I remember the true story of a Florida man, who, walking home for lunch, fell into a ditch occupied by an alligator. The gator bit into the man, who was rescued by firefighters. In a writing workshop, I gave reporters a fact sheet from which they were to write five different leads for this story in five minutes. Some leads were straight and newsy, others nifty and distinctive. But almost everyone in the room, including me, had this version of a lead sentence:
When Robert Hudson headed home for lunch Thursday, little did he know that he'd become the meal.
We agreed that if 30 of us had landed on the same bit of humor, it must be obvious -- first level creativity. We discovered the next level in a lead that read: "Perhaps to a 10-foot alligator, Robert Hudson tastes like chicken." We also agreed that we preferred straight writing to the first pun that came to mind. What value is there in the story of a renegade rooster that mentions "foul play," or, even worse, "fowl play"?
Some forms of cleverness are irresistible. When the Salvador Dali Museum opened in St. Petersburg, Fla., who could blame the headline writer who typed out "Hello, Dali"? But if a dream never more becomes a nightmare, American journalism and the public it serves will be better for it.
- Read the newspaper today with a pencil in your hand and circle any phrase you are used to seeing in print.
- Apply this process to your own stories. Read some old ones and circle the cliches or tired phrases. Revise them with straight writing or original images.
- Brainstorm alternatives to these common metaphors: red as a rose, white as snow, brown as a berry, blue as the sky, cold as ice, hot as hell.

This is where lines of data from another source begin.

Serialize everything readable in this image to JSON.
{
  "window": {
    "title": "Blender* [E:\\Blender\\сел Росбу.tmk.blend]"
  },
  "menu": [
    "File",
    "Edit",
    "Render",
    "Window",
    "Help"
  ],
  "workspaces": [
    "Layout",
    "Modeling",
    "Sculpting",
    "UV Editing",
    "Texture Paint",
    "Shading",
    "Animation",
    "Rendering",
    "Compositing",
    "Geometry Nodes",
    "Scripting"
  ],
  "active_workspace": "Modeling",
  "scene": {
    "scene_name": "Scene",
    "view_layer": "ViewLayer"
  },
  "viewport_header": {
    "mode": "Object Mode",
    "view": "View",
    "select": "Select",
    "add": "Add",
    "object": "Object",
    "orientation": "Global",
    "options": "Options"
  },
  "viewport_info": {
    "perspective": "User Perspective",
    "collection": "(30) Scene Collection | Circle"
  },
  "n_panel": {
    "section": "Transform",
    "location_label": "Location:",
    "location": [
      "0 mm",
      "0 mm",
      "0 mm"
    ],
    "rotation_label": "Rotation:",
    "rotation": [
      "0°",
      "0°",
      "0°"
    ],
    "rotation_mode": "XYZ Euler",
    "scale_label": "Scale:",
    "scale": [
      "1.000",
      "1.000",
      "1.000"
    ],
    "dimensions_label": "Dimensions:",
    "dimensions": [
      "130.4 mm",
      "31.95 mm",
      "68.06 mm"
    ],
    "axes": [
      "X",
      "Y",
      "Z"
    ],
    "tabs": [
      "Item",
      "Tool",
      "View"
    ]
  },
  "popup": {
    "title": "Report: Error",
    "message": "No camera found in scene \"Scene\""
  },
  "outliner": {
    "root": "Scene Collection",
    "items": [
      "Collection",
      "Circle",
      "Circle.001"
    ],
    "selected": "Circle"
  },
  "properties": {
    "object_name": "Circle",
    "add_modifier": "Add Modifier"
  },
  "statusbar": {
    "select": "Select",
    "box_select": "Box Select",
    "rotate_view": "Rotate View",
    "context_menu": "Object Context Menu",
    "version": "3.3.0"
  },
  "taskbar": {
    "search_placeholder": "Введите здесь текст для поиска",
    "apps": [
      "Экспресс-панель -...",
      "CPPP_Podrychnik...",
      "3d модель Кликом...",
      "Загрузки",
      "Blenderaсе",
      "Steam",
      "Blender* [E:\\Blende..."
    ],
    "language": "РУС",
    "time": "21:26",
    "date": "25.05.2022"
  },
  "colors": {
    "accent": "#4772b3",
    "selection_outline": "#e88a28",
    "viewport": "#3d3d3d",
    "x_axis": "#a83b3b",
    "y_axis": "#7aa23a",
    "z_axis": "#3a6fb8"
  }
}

- Re-read some passages from your favorite writer. Can you find any cliches? Circle the most original and vivid images.